Business

Ford Motor Company (NYSE:F) China Chief Jason Luo Resigns, A Major Blow

Ford Motor Company (NYSE:F) announced recently that its China Chief Jason Luo has unexpectedly resigned from the company after leading Ford’s China-based operations for about five months. Luo submitted his resignation with immediate effect stating his personal reasons, according to Peter Fleet, head of Ford’s Asia Pacific operations.

Prior to his resignation, Luo was in charge of Ford’s operations in China which include the company’s import business, Lincoln, passenger car joint venture Changan Ford, the commercial vehicle investment located in Jiangling Motors Corporation and the Dearborn Michigan operations in Taiwan.

The sudden resignation has raised critical questions as to whether the automaker company would be in a position to resolve its sales slump in the global car market. Luo was poached from the Key Safety Systems with the hope that he would help the company to improve its revenue collection within the region.

Luo was overseeing about $920 million sales in China’s Ningbo Joyson Electronic and about $1.6 billion purchase of assets from the bankrupt Japanese company, Takata Corp. Ford has already accepted Luo’s resignation to give him the right of way and Fleet commented that the resignation is not related to the company’s business strategy or performance and that the replacement would be made in the near future.

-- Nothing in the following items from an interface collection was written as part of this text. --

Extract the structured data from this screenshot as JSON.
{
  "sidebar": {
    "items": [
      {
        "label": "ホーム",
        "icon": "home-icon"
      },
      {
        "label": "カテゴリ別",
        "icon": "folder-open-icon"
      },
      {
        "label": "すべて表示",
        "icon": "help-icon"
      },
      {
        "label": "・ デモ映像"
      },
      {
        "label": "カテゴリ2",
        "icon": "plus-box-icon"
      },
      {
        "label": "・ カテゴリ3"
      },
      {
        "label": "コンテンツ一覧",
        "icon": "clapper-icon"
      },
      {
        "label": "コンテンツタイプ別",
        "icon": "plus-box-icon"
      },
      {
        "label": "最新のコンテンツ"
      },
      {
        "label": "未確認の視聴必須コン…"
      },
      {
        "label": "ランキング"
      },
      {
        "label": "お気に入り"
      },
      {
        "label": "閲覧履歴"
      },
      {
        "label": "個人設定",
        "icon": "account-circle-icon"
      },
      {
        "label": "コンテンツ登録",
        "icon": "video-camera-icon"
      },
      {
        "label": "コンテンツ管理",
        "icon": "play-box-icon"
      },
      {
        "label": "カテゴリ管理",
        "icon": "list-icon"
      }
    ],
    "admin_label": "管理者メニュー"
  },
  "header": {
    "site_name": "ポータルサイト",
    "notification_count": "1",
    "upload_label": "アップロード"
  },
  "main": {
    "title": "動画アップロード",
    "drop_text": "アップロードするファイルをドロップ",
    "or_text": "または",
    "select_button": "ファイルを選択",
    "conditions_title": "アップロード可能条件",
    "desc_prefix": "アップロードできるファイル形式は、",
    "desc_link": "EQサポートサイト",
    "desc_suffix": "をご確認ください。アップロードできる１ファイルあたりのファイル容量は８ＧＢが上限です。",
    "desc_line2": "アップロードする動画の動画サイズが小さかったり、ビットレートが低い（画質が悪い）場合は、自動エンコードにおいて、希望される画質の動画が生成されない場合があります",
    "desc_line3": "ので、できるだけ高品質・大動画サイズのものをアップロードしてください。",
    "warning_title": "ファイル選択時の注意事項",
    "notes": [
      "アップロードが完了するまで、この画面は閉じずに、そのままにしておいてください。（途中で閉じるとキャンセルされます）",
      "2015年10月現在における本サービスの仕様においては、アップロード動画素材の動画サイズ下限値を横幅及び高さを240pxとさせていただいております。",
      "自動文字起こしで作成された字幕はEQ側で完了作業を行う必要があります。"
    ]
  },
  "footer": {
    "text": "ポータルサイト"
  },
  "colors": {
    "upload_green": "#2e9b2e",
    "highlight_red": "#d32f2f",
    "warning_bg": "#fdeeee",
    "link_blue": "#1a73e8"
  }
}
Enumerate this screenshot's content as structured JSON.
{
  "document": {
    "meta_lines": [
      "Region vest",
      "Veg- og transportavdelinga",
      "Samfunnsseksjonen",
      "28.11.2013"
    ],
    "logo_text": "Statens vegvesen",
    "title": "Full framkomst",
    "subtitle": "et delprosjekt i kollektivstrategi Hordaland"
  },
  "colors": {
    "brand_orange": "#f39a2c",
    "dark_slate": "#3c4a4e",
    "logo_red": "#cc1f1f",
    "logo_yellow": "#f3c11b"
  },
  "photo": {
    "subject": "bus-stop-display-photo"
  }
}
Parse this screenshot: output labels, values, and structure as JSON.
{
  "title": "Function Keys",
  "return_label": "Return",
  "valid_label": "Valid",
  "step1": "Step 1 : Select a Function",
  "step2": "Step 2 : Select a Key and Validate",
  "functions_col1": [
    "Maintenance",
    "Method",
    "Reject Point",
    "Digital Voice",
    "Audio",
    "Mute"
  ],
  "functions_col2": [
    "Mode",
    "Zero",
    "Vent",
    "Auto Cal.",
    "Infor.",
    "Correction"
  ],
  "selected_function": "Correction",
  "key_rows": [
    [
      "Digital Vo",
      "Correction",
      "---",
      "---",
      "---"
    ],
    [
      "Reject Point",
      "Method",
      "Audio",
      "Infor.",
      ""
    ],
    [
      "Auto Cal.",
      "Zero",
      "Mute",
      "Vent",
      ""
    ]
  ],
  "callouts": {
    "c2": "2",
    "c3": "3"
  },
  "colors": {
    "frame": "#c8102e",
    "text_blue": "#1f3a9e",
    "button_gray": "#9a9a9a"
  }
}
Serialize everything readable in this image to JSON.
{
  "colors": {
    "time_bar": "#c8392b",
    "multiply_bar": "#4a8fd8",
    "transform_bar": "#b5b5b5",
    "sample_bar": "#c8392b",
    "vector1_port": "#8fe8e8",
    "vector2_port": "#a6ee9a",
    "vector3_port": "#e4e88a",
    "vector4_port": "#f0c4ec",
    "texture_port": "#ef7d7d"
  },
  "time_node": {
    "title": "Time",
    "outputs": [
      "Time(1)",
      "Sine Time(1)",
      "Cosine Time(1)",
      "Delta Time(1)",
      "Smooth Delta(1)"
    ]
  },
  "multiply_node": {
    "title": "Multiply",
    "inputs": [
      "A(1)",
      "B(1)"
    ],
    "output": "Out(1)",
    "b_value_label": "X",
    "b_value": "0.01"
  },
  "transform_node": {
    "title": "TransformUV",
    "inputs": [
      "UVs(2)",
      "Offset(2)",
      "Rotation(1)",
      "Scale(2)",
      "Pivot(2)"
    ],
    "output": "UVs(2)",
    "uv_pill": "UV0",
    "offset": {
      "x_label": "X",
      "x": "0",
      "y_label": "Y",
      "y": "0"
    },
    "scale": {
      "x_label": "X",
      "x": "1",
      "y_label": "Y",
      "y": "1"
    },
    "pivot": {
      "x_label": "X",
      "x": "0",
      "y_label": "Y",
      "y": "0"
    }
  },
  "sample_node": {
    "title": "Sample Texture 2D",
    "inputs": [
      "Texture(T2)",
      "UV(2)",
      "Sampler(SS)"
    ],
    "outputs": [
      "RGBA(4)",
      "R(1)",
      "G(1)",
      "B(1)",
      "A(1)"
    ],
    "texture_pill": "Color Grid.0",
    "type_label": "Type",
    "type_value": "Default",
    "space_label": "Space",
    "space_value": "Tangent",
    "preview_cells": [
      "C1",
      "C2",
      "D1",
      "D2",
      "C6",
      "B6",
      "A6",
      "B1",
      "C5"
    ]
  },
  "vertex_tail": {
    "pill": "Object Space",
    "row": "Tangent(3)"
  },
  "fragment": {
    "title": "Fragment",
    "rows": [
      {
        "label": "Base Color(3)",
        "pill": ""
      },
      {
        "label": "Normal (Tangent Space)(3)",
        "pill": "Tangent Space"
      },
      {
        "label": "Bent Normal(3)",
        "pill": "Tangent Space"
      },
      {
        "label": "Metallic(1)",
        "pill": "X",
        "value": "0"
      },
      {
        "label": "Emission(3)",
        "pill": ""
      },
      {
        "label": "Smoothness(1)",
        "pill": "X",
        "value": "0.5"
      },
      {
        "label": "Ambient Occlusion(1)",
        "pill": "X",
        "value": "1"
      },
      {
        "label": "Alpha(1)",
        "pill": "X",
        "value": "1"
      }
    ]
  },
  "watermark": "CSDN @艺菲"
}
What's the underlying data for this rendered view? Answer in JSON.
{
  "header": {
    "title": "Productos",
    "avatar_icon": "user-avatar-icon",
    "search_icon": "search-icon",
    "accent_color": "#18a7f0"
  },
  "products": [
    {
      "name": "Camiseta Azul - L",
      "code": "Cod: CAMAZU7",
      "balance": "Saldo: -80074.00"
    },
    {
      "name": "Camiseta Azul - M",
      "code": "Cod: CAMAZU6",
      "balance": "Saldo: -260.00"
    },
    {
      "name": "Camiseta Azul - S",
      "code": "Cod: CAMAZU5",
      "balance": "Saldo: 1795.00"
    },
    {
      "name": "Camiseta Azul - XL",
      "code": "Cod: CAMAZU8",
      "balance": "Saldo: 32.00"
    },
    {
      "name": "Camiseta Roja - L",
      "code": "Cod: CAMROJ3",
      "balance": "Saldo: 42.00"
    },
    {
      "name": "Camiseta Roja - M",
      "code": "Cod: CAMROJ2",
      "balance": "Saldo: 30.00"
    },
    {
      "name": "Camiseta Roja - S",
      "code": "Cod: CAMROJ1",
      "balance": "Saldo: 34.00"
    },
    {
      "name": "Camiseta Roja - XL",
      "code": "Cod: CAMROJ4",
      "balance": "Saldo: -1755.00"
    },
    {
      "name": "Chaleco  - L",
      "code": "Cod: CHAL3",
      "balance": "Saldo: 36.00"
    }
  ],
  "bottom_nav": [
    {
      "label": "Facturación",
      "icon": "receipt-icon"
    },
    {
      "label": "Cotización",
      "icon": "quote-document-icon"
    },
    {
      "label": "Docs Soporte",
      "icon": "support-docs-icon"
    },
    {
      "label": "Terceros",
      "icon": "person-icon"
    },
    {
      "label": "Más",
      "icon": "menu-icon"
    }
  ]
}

Luo’s departure is a major blow to the company, which is falling behind its rivals in terms of the sales in the market. Ford’s sales slumped 6% in 2017 in comparison to the 3% rise for the industry in general. Luo was playing a major role in helping the company to enhance its ties with the local partners in the region including the Chongqing Changan Automobile Co. and how to respond to the demands of the local consumers.

Foreign companies in China are facing stiff competition from the local firms, who aggressively and frequently launch new car models to maintain their market share. In addition, the market is distorted by the ongoing government support programs for electrical vehicles, which forces Ford and other foreign firms to partner with local companies for expansion.